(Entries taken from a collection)
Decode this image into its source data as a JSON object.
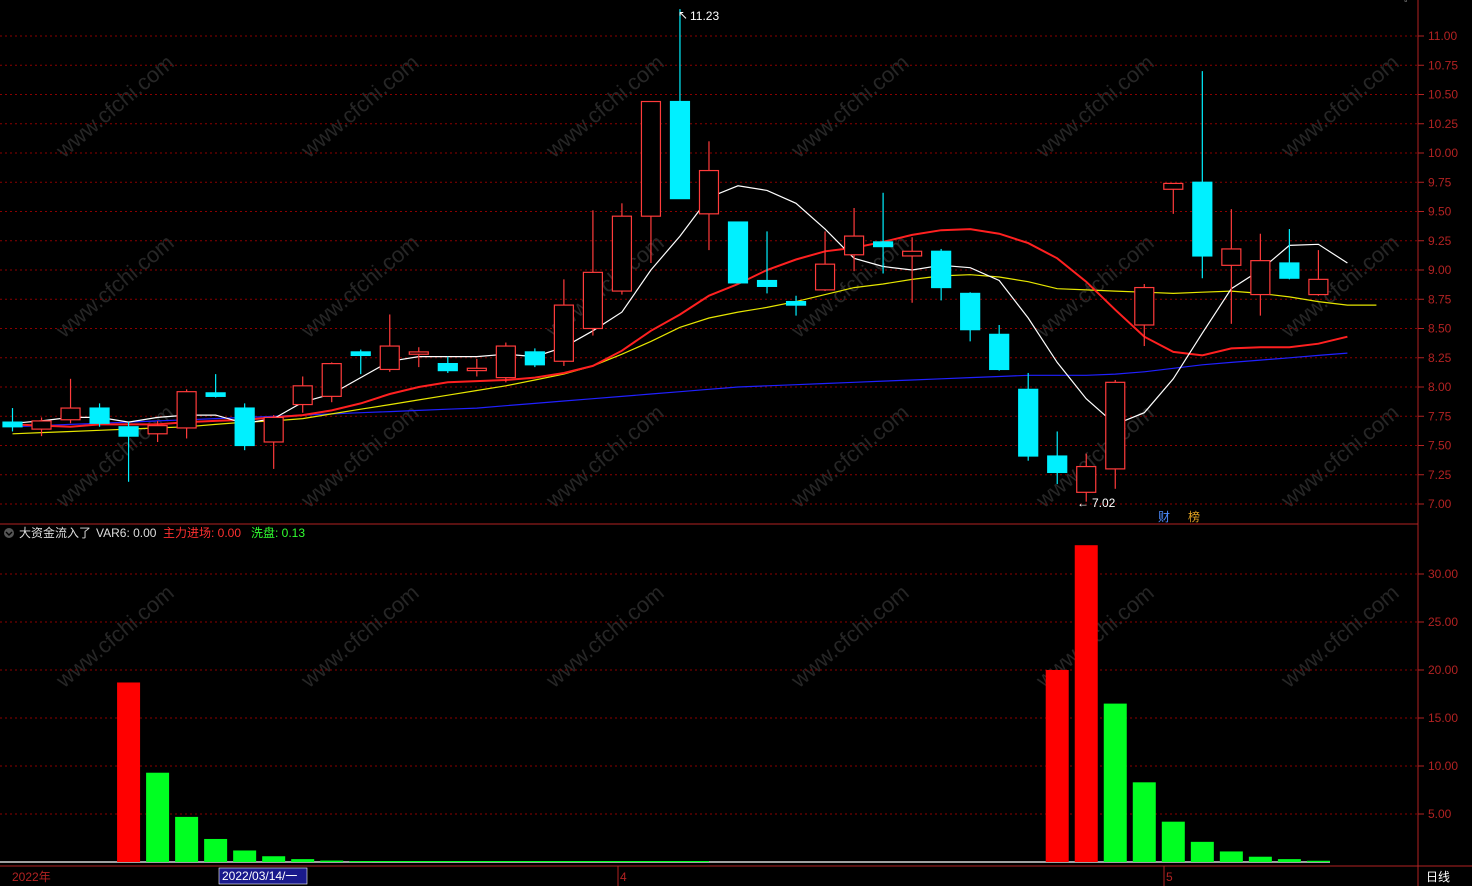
{
  "colors": {
    "background": "#000000",
    "grid": "#8b0000",
    "axis": "#b22222",
    "up": "#ff3b3b",
    "down": "#00f0ff",
    "ma5": "#ffffff",
    "ma10": "#ff2020",
    "ma20": "#e6e600",
    "ma60": "#2020ff",
    "bar_red": "#ff0000",
    "bar_green": "#00ff22",
    "watermark": "#2a2a2a"
  },
  "watermark": "www.cfchi.com",
  "price_panel": {
    "y_ticks": [
      "11.00",
      "10.75",
      "10.50",
      "10.25",
      "10.00",
      "9.75",
      "9.50",
      "9.25",
      "9.00",
      "8.75",
      "8.50",
      "8.25",
      "8.00",
      "7.75",
      "7.50",
      "7.25",
      "7.00"
    ],
    "high_label": "11.23",
    "low_label": "7.02",
    "badge_cai": "财",
    "badge_bang": "榜"
  },
  "indicator_panel": {
    "name": "大资金流入了",
    "var6_label": "VAR6: 0.00",
    "zhuli_label": "主力进场: 0.00",
    "xipan_label": "洗盘: 0.13",
    "y_ticks": [
      "30.00",
      "25.00",
      "20.00",
      "15.00",
      "10.00",
      "5.00"
    ]
  },
  "x_axis": {
    "start_label": "2022年",
    "cursor_date": "2022/03/14/一",
    "month_4": "4",
    "month_5": "5",
    "period": "日线"
  },
  "chart_data": [
    {
      "type": "candlestick",
      "ylim": [
        6.94,
        11.28
      ],
      "candles": [
        {
          "o": 7.7,
          "c": 7.66,
          "h": 7.82,
          "l": 7.62
        },
        {
          "o": 7.64,
          "c": 7.71,
          "h": 7.74,
          "l": 7.58
        },
        {
          "o": 7.72,
          "c": 7.82,
          "h": 8.07,
          "l": 7.69
        },
        {
          "o": 7.82,
          "c": 7.69,
          "h": 7.86,
          "l": 7.66
        },
        {
          "o": 7.66,
          "c": 7.58,
          "h": 7.7,
          "l": 7.19
        },
        {
          "o": 7.6,
          "c": 7.67,
          "h": 7.71,
          "l": 7.53
        },
        {
          "o": 7.65,
          "c": 7.96,
          "h": 7.98,
          "l": 7.56
        },
        {
          "o": 7.95,
          "c": 7.92,
          "h": 8.11,
          "l": 7.91
        },
        {
          "o": 7.82,
          "c": 7.5,
          "h": 7.86,
          "l": 7.46
        },
        {
          "o": 7.53,
          "c": 7.74,
          "h": 7.76,
          "l": 7.3
        },
        {
          "o": 7.85,
          "c": 8.01,
          "h": 8.09,
          "l": 7.78
        },
        {
          "o": 7.92,
          "c": 8.2,
          "h": 8.21,
          "l": 7.87
        },
        {
          "o": 8.3,
          "c": 8.27,
          "h": 8.32,
          "l": 8.11
        },
        {
          "o": 8.15,
          "c": 8.35,
          "h": 8.62,
          "l": 8.13
        },
        {
          "o": 8.28,
          "c": 8.3,
          "h": 8.34,
          "l": 8.17
        },
        {
          "o": 8.2,
          "c": 8.14,
          "h": 8.26,
          "l": 8.12
        },
        {
          "o": 8.14,
          "c": 8.16,
          "h": 8.24,
          "l": 8.09
        },
        {
          "o": 8.08,
          "c": 8.35,
          "h": 8.38,
          "l": 8.04
        },
        {
          "o": 8.3,
          "c": 8.19,
          "h": 8.33,
          "l": 8.17
        },
        {
          "o": 8.22,
          "c": 8.7,
          "h": 8.92,
          "l": 8.18
        },
        {
          "o": 8.5,
          "c": 8.98,
          "h": 9.51,
          "l": 8.44
        },
        {
          "o": 8.82,
          "c": 9.46,
          "h": 9.57,
          "l": 8.79
        },
        {
          "o": 9.46,
          "c": 10.44,
          "h": 10.44,
          "l": 9.06
        },
        {
          "o": 10.44,
          "c": 9.61,
          "h": 11.23,
          "l": 9.61
        },
        {
          "o": 9.48,
          "c": 9.85,
          "h": 10.1,
          "l": 9.17
        },
        {
          "o": 9.41,
          "c": 8.89,
          "h": 9.41,
          "l": 8.89
        },
        {
          "o": 8.91,
          "c": 8.86,
          "h": 9.33,
          "l": 8.8
        },
        {
          "o": 8.73,
          "c": 8.7,
          "h": 8.78,
          "l": 8.61
        },
        {
          "o": 8.83,
          "c": 9.05,
          "h": 9.33,
          "l": 8.82
        },
        {
          "o": 9.13,
          "c": 9.29,
          "h": 9.53,
          "l": 8.99
        },
        {
          "o": 9.24,
          "c": 9.2,
          "h": 9.66,
          "l": 8.97
        },
        {
          "o": 9.12,
          "c": 9.16,
          "h": 9.28,
          "l": 8.72
        },
        {
          "o": 9.16,
          "c": 8.85,
          "h": 9.18,
          "l": 8.74
        },
        {
          "o": 8.8,
          "c": 8.49,
          "h": 8.81,
          "l": 8.39
        },
        {
          "o": 8.45,
          "c": 8.15,
          "h": 8.53,
          "l": 8.14
        },
        {
          "o": 7.98,
          "c": 7.41,
          "h": 8.12,
          "l": 7.37
        },
        {
          "o": 7.41,
          "c": 7.27,
          "h": 7.62,
          "l": 7.17
        },
        {
          "o": 7.1,
          "c": 7.32,
          "h": 7.43,
          "l": 7.02
        },
        {
          "o": 7.3,
          "c": 8.04,
          "h": 8.06,
          "l": 7.13
        },
        {
          "o": 8.53,
          "c": 8.85,
          "h": 8.88,
          "l": 8.35
        },
        {
          "o": 9.69,
          "c": 9.74,
          "h": 9.74,
          "l": 9.48
        },
        {
          "o": 9.75,
          "c": 9.12,
          "h": 10.7,
          "l": 8.93
        },
        {
          "o": 9.04,
          "c": 9.18,
          "h": 9.52,
          "l": 8.54
        },
        {
          "o": 8.79,
          "c": 9.08,
          "h": 9.31,
          "l": 8.61
        },
        {
          "o": 9.06,
          "c": 8.93,
          "h": 9.35,
          "l": 8.92
        },
        {
          "o": 8.79,
          "c": 8.92,
          "h": 9.17,
          "l": 8.78
        }
      ],
      "ma5": [
        7.69,
        7.71,
        7.74,
        7.74,
        7.7,
        7.74,
        7.76,
        7.76,
        7.69,
        7.73,
        7.87,
        7.94,
        8.08,
        8.22,
        8.26,
        8.26,
        8.26,
        8.28,
        8.26,
        8.34,
        8.48,
        8.64,
        9.0,
        9.29,
        9.62,
        9.72,
        9.68,
        9.57,
        9.35,
        9.1,
        9.03,
        9.0,
        9.04,
        9.02,
        8.91,
        8.59,
        8.21,
        7.9,
        7.68,
        7.78,
        8.07,
        8.46,
        8.84,
        9.0,
        9.21,
        9.22,
        9.06
      ],
      "ma10": [
        7.68,
        7.67,
        7.66,
        7.68,
        7.68,
        7.68,
        7.7,
        7.71,
        7.72,
        7.74,
        7.76,
        7.8,
        7.86,
        7.94,
        8.0,
        8.04,
        8.05,
        8.06,
        8.08,
        8.12,
        8.18,
        8.31,
        8.48,
        8.62,
        8.78,
        8.88,
        9.0,
        9.09,
        9.16,
        9.19,
        9.24,
        9.3,
        9.34,
        9.35,
        9.31,
        9.23,
        9.1,
        8.9,
        8.66,
        8.43,
        8.3,
        8.27,
        8.33,
        8.34,
        8.34,
        8.37,
        8.43
      ],
      "ma20": [
        7.6,
        7.61,
        7.62,
        7.63,
        7.64,
        7.65,
        7.66,
        7.68,
        7.7,
        7.71,
        7.73,
        7.77,
        7.81,
        7.85,
        7.89,
        7.93,
        7.97,
        8.01,
        8.06,
        8.11,
        8.18,
        8.28,
        8.39,
        8.51,
        8.59,
        8.64,
        8.68,
        8.73,
        8.79,
        8.85,
        8.88,
        8.92,
        8.95,
        8.96,
        8.94,
        8.9,
        8.84,
        8.83,
        8.82,
        8.81,
        8.8,
        8.81,
        8.82,
        8.8,
        8.77,
        8.73,
        8.7,
        8.7
      ],
      "ma60": [
        7.66,
        7.67,
        7.68,
        7.69,
        7.7,
        7.71,
        7.72,
        7.73,
        7.74,
        7.75,
        7.76,
        7.77,
        7.78,
        7.79,
        7.8,
        7.81,
        7.82,
        7.84,
        7.86,
        7.88,
        7.9,
        7.92,
        7.94,
        7.96,
        7.98,
        8.0,
        8.01,
        8.02,
        8.03,
        8.04,
        8.05,
        8.06,
        8.07,
        8.08,
        8.09,
        8.1,
        8.1,
        8.1,
        8.11,
        8.13,
        8.16,
        8.19,
        8.21,
        8.23,
        8.25,
        8.27,
        8.29
      ]
    },
    {
      "type": "bar",
      "name": "大资金流入了",
      "ylim": [
        0,
        34
      ],
      "bars": [
        {
          "i": 4,
          "v": 18.7,
          "color": "red"
        },
        {
          "i": 5,
          "v": 9.3,
          "color": "green"
        },
        {
          "i": 6,
          "v": 4.7,
          "color": "green"
        },
        {
          "i": 7,
          "v": 2.4,
          "color": "green"
        },
        {
          "i": 8,
          "v": 1.2,
          "color": "green"
        },
        {
          "i": 9,
          "v": 0.6,
          "color": "green"
        },
        {
          "i": 10,
          "v": 0.3,
          "color": "green"
        },
        {
          "i": 11,
          "v": 0.15,
          "color": "green"
        },
        {
          "i": 12,
          "v": 0.1,
          "color": "green"
        },
        {
          "i": 36,
          "v": 20.0,
          "color": "red"
        },
        {
          "i": 37,
          "v": 33.0,
          "color": "red"
        },
        {
          "i": 38,
          "v": 16.5,
          "color": "green"
        },
        {
          "i": 39,
          "v": 8.3,
          "color": "green"
        },
        {
          "i": 40,
          "v": 4.2,
          "color": "green"
        },
        {
          "i": 41,
          "v": 2.1,
          "color": "green"
        },
        {
          "i": 42,
          "v": 1.1,
          "color": "green"
        },
        {
          "i": 43,
          "v": 0.55,
          "color": "green"
        },
        {
          "i": 44,
          "v": 0.3,
          "color": "green"
        },
        {
          "i": 45,
          "v": 0.13,
          "color": "green"
        }
      ]
    }
  ]
}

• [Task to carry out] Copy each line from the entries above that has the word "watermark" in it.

• [Solution to the exercise]
    "watermark": "#2a2a2a"
  "watermark": "www.cfchi.com",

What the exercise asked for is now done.